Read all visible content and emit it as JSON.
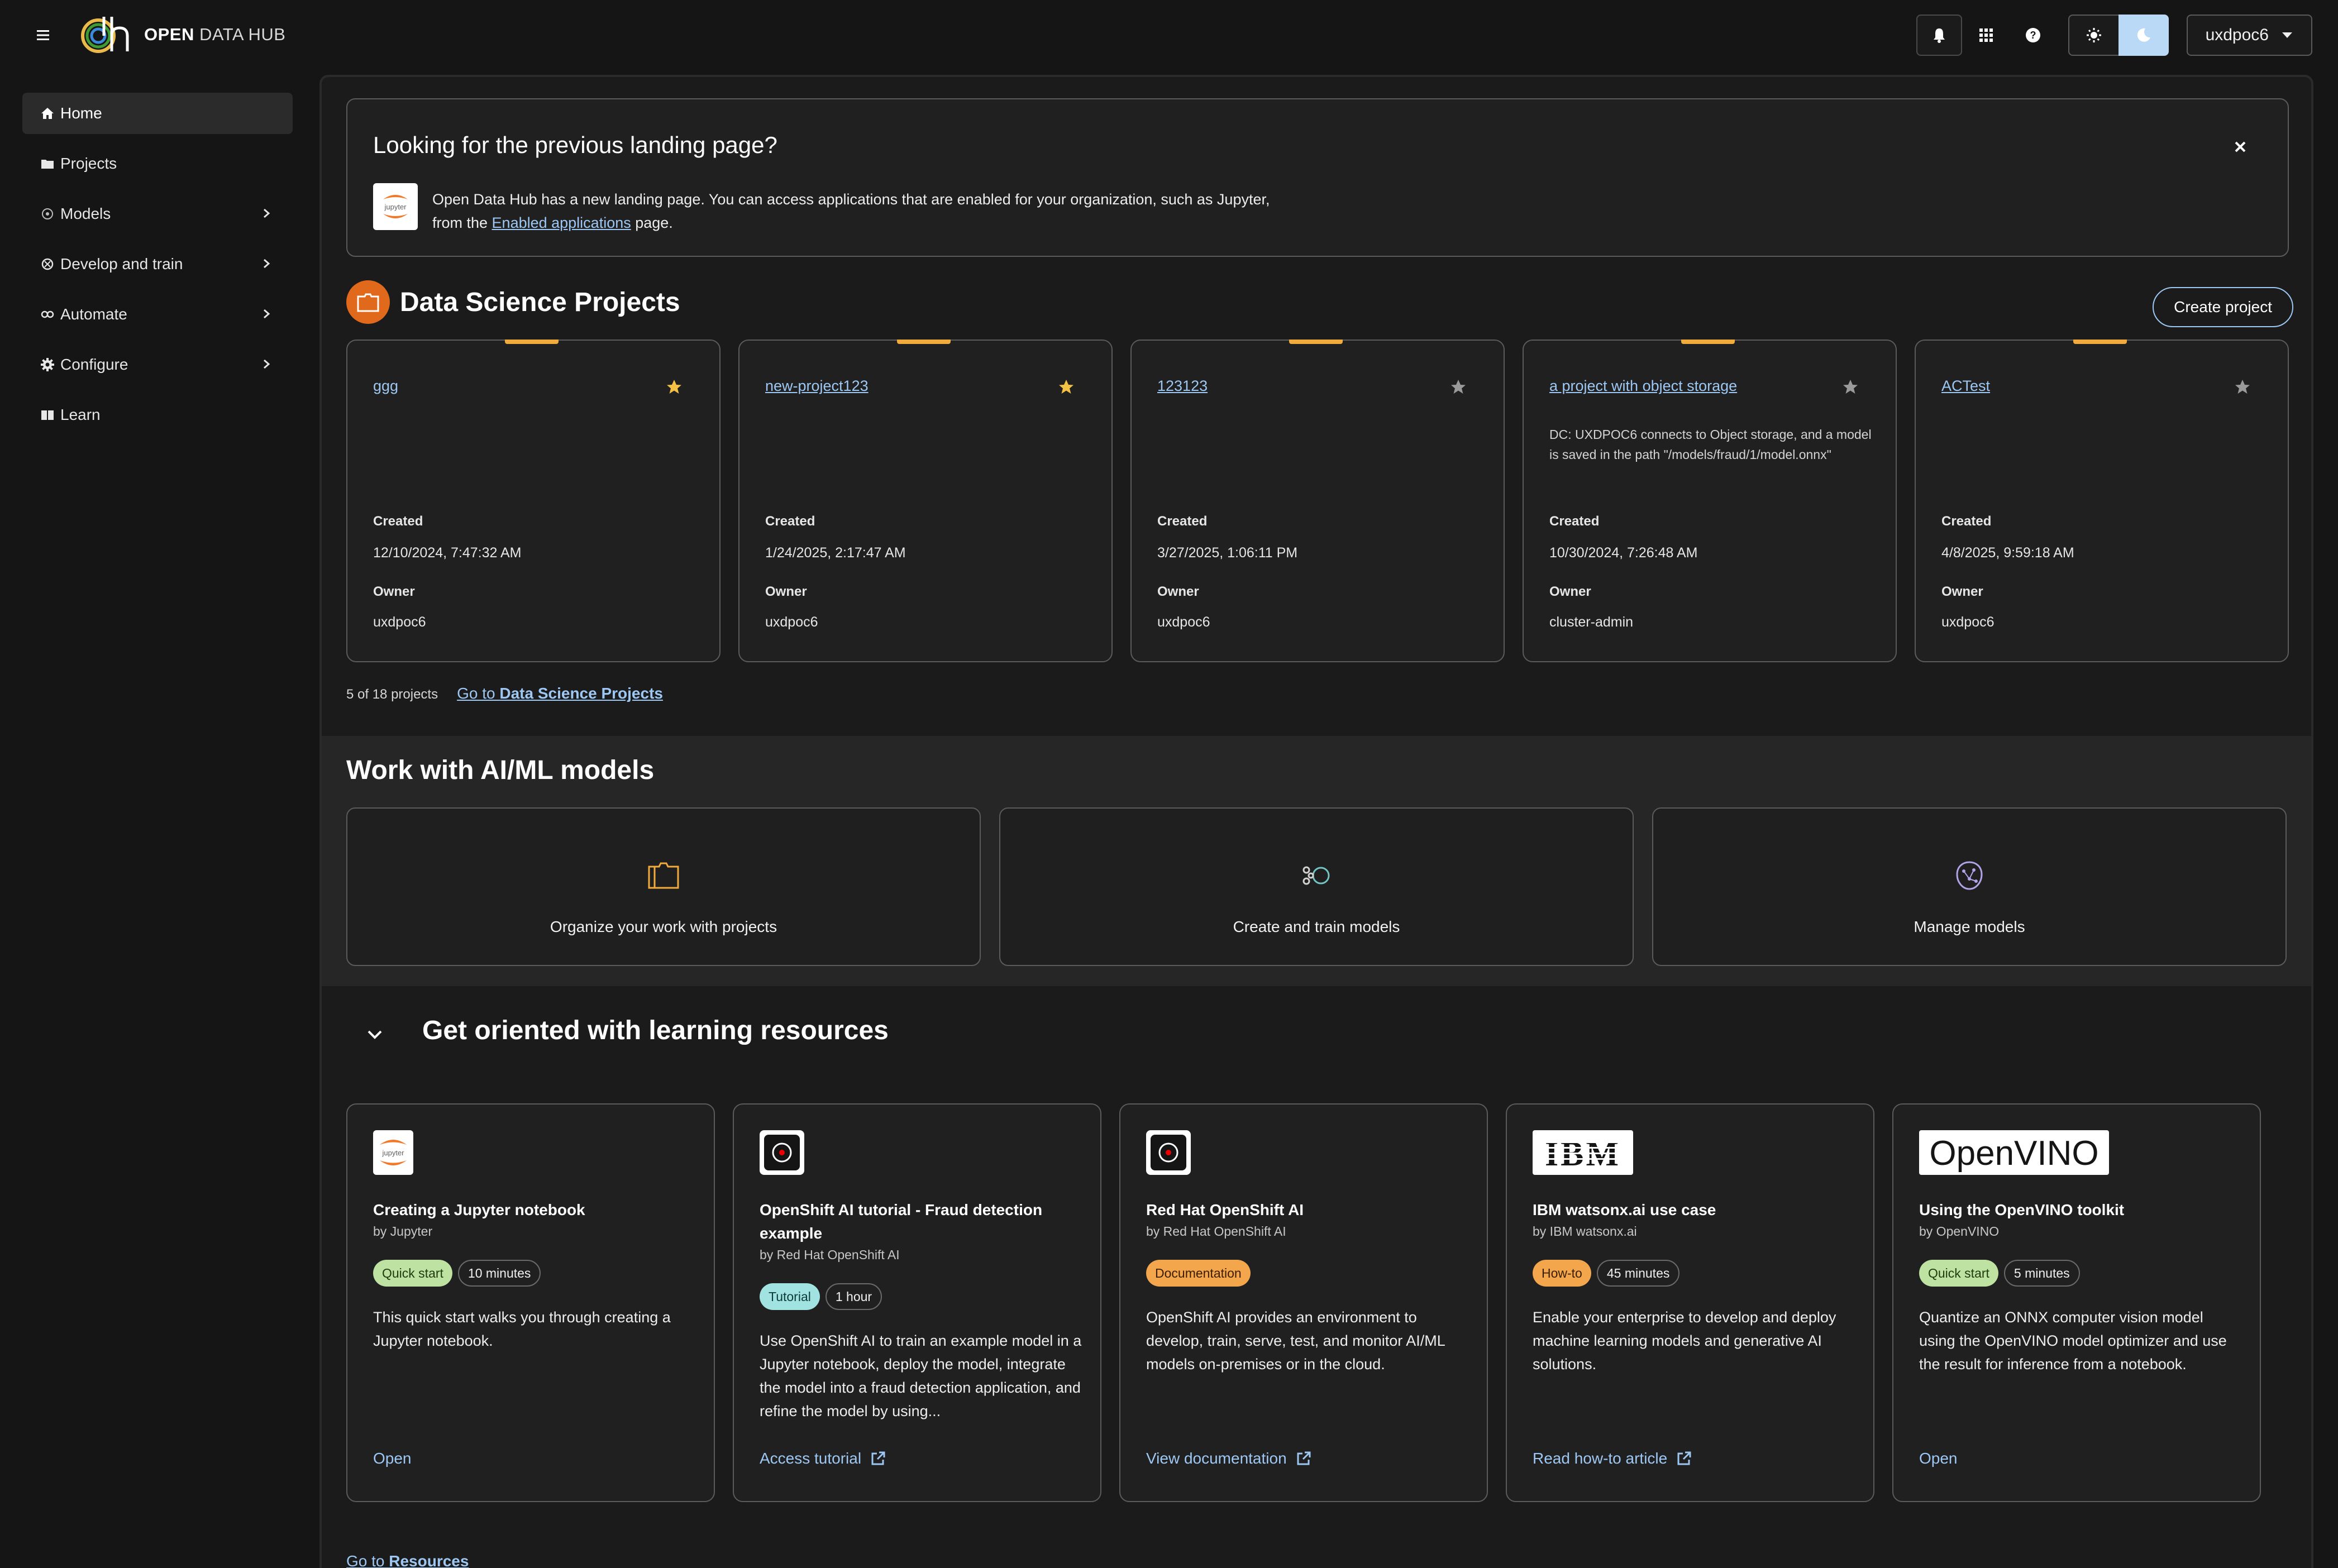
{
  "brand": {
    "bold": "OPEN",
    "rest": " DATA HUB"
  },
  "user": {
    "name": "uxdpoc6"
  },
  "sidebar": {
    "items": [
      {
        "label": "Home",
        "icon": "home-icon",
        "active": true,
        "expandable": false
      },
      {
        "label": "Projects",
        "icon": "folder-icon",
        "active": false,
        "expandable": false
      },
      {
        "label": "Models",
        "icon": "models-icon",
        "active": false,
        "expandable": true
      },
      {
        "label": "Develop and train",
        "icon": "develop-icon",
        "active": false,
        "expandable": true
      },
      {
        "label": "Automate",
        "icon": "automate-icon",
        "active": false,
        "expandable": true
      },
      {
        "label": "Configure",
        "icon": "gear-icon",
        "active": false,
        "expandable": true
      },
      {
        "label": "Learn",
        "icon": "book-icon",
        "active": false,
        "expandable": false
      }
    ]
  },
  "alert": {
    "title": "Looking for the previous landing page?",
    "body_1": "Open Data Hub has a new landing page. You can access applications that are enabled for your organization, such as Jupyter,",
    "body_2": "from the ",
    "link": "Enabled applications",
    "body_3": " page."
  },
  "projects": {
    "title": "Data Science Projects",
    "create_label": "Create project",
    "created_label": "Created",
    "owner_label": "Owner",
    "items": [
      {
        "name": "ggg",
        "starred": true,
        "description": "",
        "created": "12/10/2024, 7:47:32 AM",
        "owner": "uxdpoc6"
      },
      {
        "name": "new-project123",
        "starred": true,
        "description": "",
        "created": "1/24/2025, 2:17:47 AM",
        "owner": "uxdpoc6"
      },
      {
        "name": "123123",
        "starred": false,
        "description": "",
        "created": "3/27/2025, 1:06:11 PM",
        "owner": "uxdpoc6"
      },
      {
        "name": "a project with object storage",
        "starred": false,
        "description": "DC: UXDPOC6 connects to Object storage, and a model is saved in the path \"/models/fraud/1/model.onnx\"",
        "created": "10/30/2024, 7:26:48 AM",
        "owner": "cluster-admin"
      },
      {
        "name": "ACTest",
        "starred": false,
        "description": "",
        "created": "4/8/2025, 9:59:18 AM",
        "owner": "uxdpoc6"
      }
    ],
    "count_text": "5 of 18 projects",
    "go_prefix": "Go to ",
    "go_bold": "Data Science Projects"
  },
  "ml": {
    "title": "Work with AI/ML models",
    "cards": [
      {
        "label": "Organize your work with projects",
        "icon": "folder-outline-icon"
      },
      {
        "label": "Create and train models",
        "icon": "train-models-icon"
      },
      {
        "label": "Manage models",
        "icon": "brain-icon"
      }
    ]
  },
  "learning": {
    "title": "Get oriented with learning resources",
    "resources": [
      {
        "title": "Creating a Jupyter notebook",
        "by": "by Jupyter",
        "type": "Quick start",
        "duration": "10 minutes",
        "description": "This quick start walks you through creating a Jupyter notebook.",
        "action": "Open",
        "external": false,
        "logo": "jupyter-logo"
      },
      {
        "title": "OpenShift AI tutorial - Fraud detection example",
        "by": "by Red Hat OpenShift AI",
        "type": "Tutorial",
        "duration": "1 hour",
        "description": "Use OpenShift AI to train an example model in a Jupyter notebook, deploy the model, integrate the model into a fraud detection application, and refine the model by using...",
        "action": "Access tutorial",
        "external": true,
        "logo": "openshift-ai-logo"
      },
      {
        "title": "Red Hat OpenShift AI",
        "by": "by Red Hat OpenShift AI",
        "type": "Documentation",
        "duration": "",
        "description": "OpenShift AI provides an environment to develop, train, serve, test, and monitor AI/ML models on-premises or in the cloud.",
        "action": "View documentation",
        "external": true,
        "logo": "openshift-ai-logo"
      },
      {
        "title": "IBM watsonx.ai use case",
        "by": "by IBM watsonx.ai",
        "type": "How-to",
        "duration": "45 minutes",
        "description": "Enable your enterprise to develop and deploy machine learning models and generative AI solutions.",
        "action": "Read how-to article",
        "external": true,
        "logo": "ibm-logo"
      },
      {
        "title": "Using the OpenVINO toolkit",
        "by": "by OpenVINO",
        "type": "Quick start",
        "duration": "5 minutes",
        "description": "Quantize an ONNX computer vision model using the OpenVINO model optimizer and use the result for inference from a notebook.",
        "action": "Open",
        "external": false,
        "logo": "openvino-logo"
      }
    ],
    "go_prefix": "Go to ",
    "go_bold": "Resources"
  },
  "logo_text": {
    "jupyter": "jupyter",
    "ibm": "IBM",
    "openvino": "OpenVINO"
  }
}
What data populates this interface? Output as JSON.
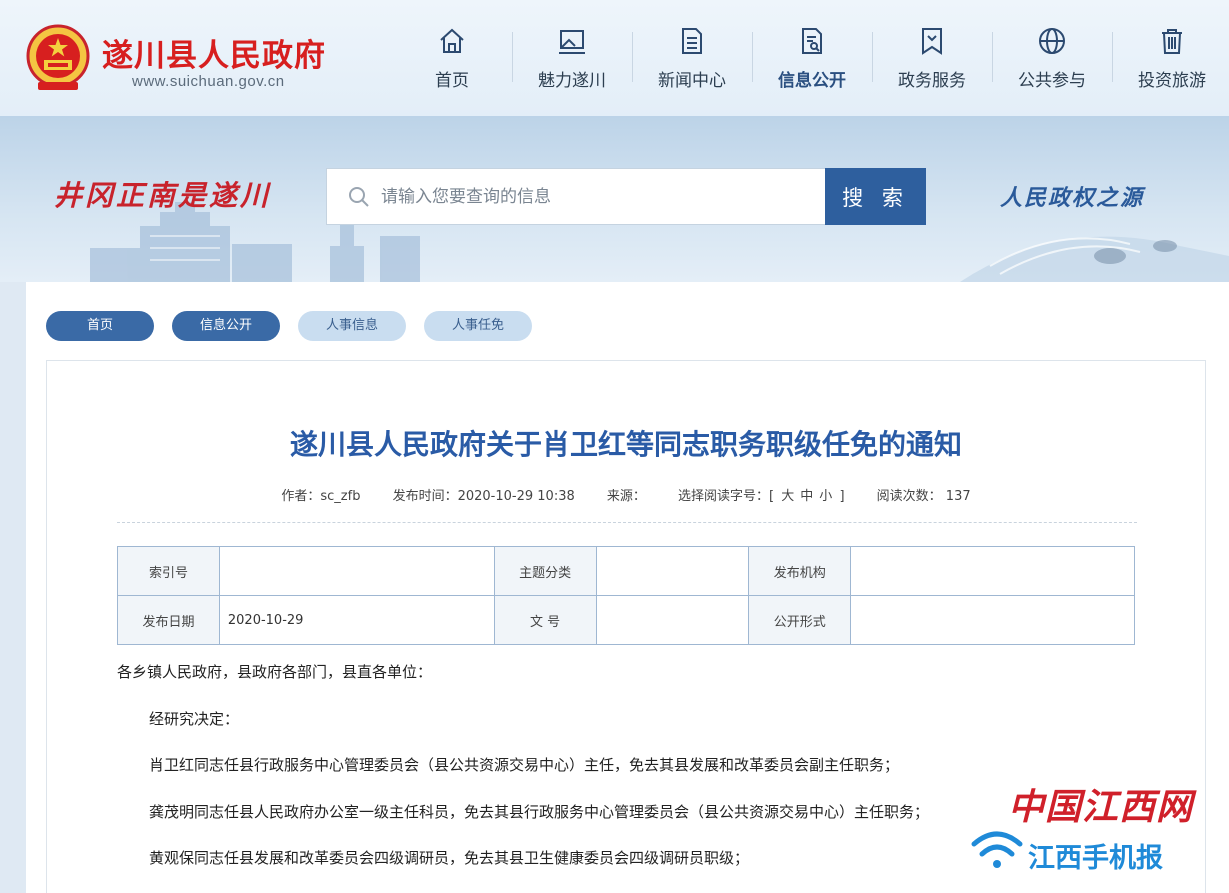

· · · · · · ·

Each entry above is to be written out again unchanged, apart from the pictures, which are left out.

• Solved exercise
Read all visible content and emit it as JSON.
{
  "brand": {
    "bold": "OPEN",
    "rest": " DATA HUB"
  },
  "user": {
    "name": "uxdpoc6"
  },
  "sidebar": {
    "items": [
      {
        "label": "Home",
        "icon": "home-icon",
        "active": true,
        "expandable": false
      },
      {
        "label": "Projects",
        "icon": "folder-icon",
        "active": false,
        "expandable": false
      },
      {
        "label": "Models",
        "icon": "models-icon",
        "active": false,
        "expandable": true
      },
      {
        "label": "Develop and train",
        "icon": "develop-icon",
        "active": false,
        "expandable": true
      },
      {
        "label": "Automate",
        "icon": "automate-icon",
        "active": false,
        "expandable": true
      },
      {
        "label": "Configure",
        "icon": "gear-icon",
        "active": false,
        "expandable": true
      },
      {
        "label": "Learn",
        "icon": "book-icon",
        "active": false,
        "expandable": false
      }
    ]
  },
  "alert": {
    "title": "Looking for the previous landing page?",
    "body_1": "Open Data Hub has a new landing page. You can access applications that are enabled for your organization, such as Jupyter,",
    "body_2": "from the ",
    "link": "Enabled applications",
    "body_3": " page."
  },
  "projects": {
    "title": "Data Science Projects",
    "create_label": "Create project",
    "created_label": "Created",
    "owner_label": "Owner",
    "items": [
      {
        "name": "ggg",
        "starred": true,
        "description": "",
        "created": "12/10/2024, 7:47:32 AM",
        "owner": "uxdpoc6"
      },
      {
        "name": "new-project123",
        "starred": true,
        "description": "",
        "created": "1/24/2025, 2:17:47 AM",
        "owner": "uxdpoc6"
      },
      {
        "name": "123123",
        "starred": false,
        "description": "",
        "created": "3/27/2025, 1:06:11 PM",
        "owner": "uxdpoc6"
      },
      {
        "name": "a project with object storage",
        "starred": false,
        "description": "DC: UXDPOC6 connects to Object storage, and a model is saved in the path \"/models/fraud/1/model.onnx\"",
        "created": "10/30/2024, 7:26:48 AM",
        "owner": "cluster-admin"
      },
      {
        "name": "ACTest",
        "starred": false,
        "description": "",
        "created": "4/8/2025, 9:59:18 AM",
        "owner": "uxdpoc6"
      }
    ],
    "count_text": "5 of 18 projects",
    "go_prefix": "Go to ",
    "go_bold": "Data Science Projects"
  },
  "ml": {
    "title": "Work with AI/ML models",
    "cards": [
      {
        "label": "Organize your work with projects",
        "icon": "folder-outline-icon"
      },
      {
        "label": "Create and train models",
        "icon": "train-models-icon"
      },
      {
        "label": "Manage models",
        "icon": "brain-icon"
      }
    ]
  },
  "learning": {
    "title": "Get oriented with learning resources",
    "resources": [
      {
        "title": "Creating a Jupyter notebook",
        "by": "by Jupyter",
        "type": "Quick start",
        "duration": "10 minutes",
        "description": "This quick start walks you through creating a Jupyter notebook.",
        "action": "Open",
        "external": false,
        "logo": "jupyter-logo"
      },
      {
        "title": "OpenShift AI tutorial - Fraud detection example",
        "by": "by Red Hat OpenShift AI",
        "type": "Tutorial",
        "duration": "1 hour",
        "description": "Use OpenShift AI to train an example model in a Jupyter notebook, deploy the model, integrate the model into a fraud detection application, and refine the model by using...",
        "action": "Access tutorial",
        "external": true,
        "logo": "openshift-ai-logo"
      },
      {
        "title": "Red Hat OpenShift AI",
        "by": "by Red Hat OpenShift AI",
        "type": "Documentation",
        "duration": "",
        "description": "OpenShift AI provides an environment to develop, train, serve, test, and monitor AI/ML models on-premises or in the cloud.",
        "action": "View documentation",
        "external": true,
        "logo": "openshift-ai-logo"
      },
      {
        "title": "IBM watsonx.ai use case",
        "by": "by IBM watsonx.ai",
        "type": "How-to",
        "duration": "45 minutes",
        "description": "Enable your enterprise to develop and deploy machine learning models and generative AI solutions.",
        "action": "Read how-to article",
        "external": true,
        "logo": "ibm-logo"
      },
      {
        "title": "Using the OpenVINO toolkit",
        "by": "by OpenVINO",
        "type": "Quick start",
        "duration": "5 minutes",
        "description": "Quantize an ONNX computer vision model using the OpenVINO model optimizer and use the result for inference from a notebook.",
        "action": "Open",
        "external": false,
        "logo": "openvino-logo"
      }
    ],
    "go_prefix": "Go to ",
    "go_bold": "Resources"
  },
  "logo_text": {
    "jupyter": "jupyter",
    "ibm": "IBM",
    "openvino": "OpenVINO"
  }
}
What data populates this interface? Output as JSON.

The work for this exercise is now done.